The task → Could you return every record below exactly as it stands, leaving out the pictures?

Dataset content below:

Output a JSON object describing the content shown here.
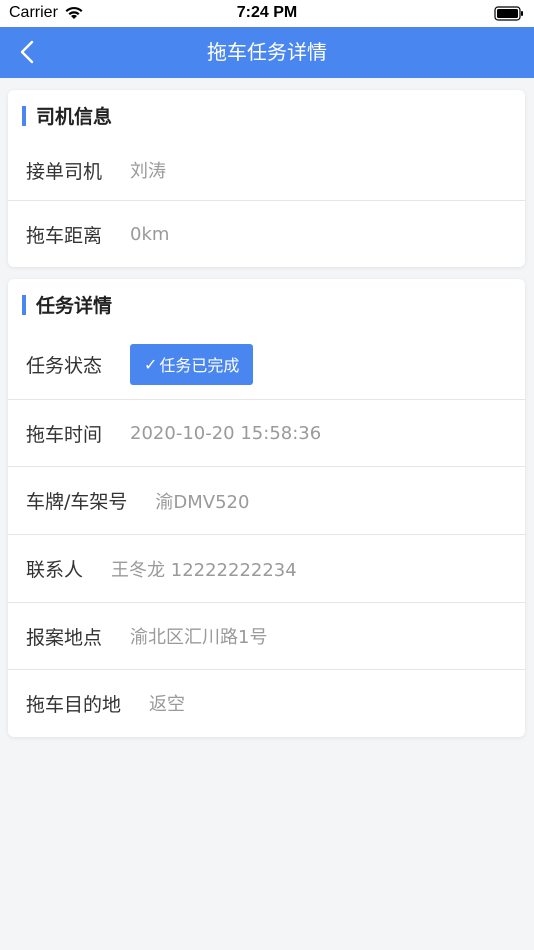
{
  "status_bar": {
    "carrier": "Carrier",
    "time": "7:24 PM"
  },
  "nav": {
    "title": "拖车任务详情"
  },
  "driver_card": {
    "title": "司机信息",
    "rows": [
      {
        "label": "接单司机",
        "value": "刘涛"
      },
      {
        "label": "拖车距离",
        "value": "0km"
      }
    ]
  },
  "task_card": {
    "title": "任务详情",
    "status_label": "任务状态",
    "status_value": "任务已完成",
    "rows": [
      {
        "label": "拖车时间",
        "value": "2020-10-20 15:58:36"
      },
      {
        "label": "车牌/车架号",
        "value": "渝DMV520"
      },
      {
        "label": "联系人",
        "value": "王冬龙 12222222234"
      },
      {
        "label": "报案地点",
        "value": "渝北区汇川路1号"
      },
      {
        "label": "拖车目的地",
        "value": "返空"
      }
    ]
  },
  "colors": {
    "accent": "#4a86f0",
    "background": "#f4f5f7"
  },
  "icons": [
    "wifi-icon",
    "battery-icon",
    "back-chevron-icon",
    "check-icon"
  ]
}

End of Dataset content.

Output below →
Output a JSON object describing the content shown here.
{
  "status_bar": {
    "carrier": "Carrier",
    "time": "7:24 PM"
  },
  "nav": {
    "title": "拖车任务详情"
  },
  "driver_card": {
    "title": "司机信息",
    "rows": [
      {
        "label": "接单司机",
        "value": "刘涛"
      },
      {
        "label": "拖车距离",
        "value": "0km"
      }
    ]
  },
  "task_card": {
    "title": "任务详情",
    "status_label": "任务状态",
    "status_value": "任务已完成",
    "rows": [
      {
        "label": "拖车时间",
        "value": "2020-10-20 15:58:36"
      },
      {
        "label": "车牌/车架号",
        "value": "渝DMV520"
      },
      {
        "label": "联系人",
        "value": "王冬龙 12222222234"
      },
      {
        "label": "报案地点",
        "value": "渝北区汇川路1号"
      },
      {
        "label": "拖车目的地",
        "value": "返空"
      }
    ]
  },
  "colors": {
    "accent": "#4a86f0",
    "background": "#f4f5f7"
  },
  "icons": [
    "wifi-icon",
    "battery-icon",
    "back-chevron-icon",
    "check-icon"
  ]
}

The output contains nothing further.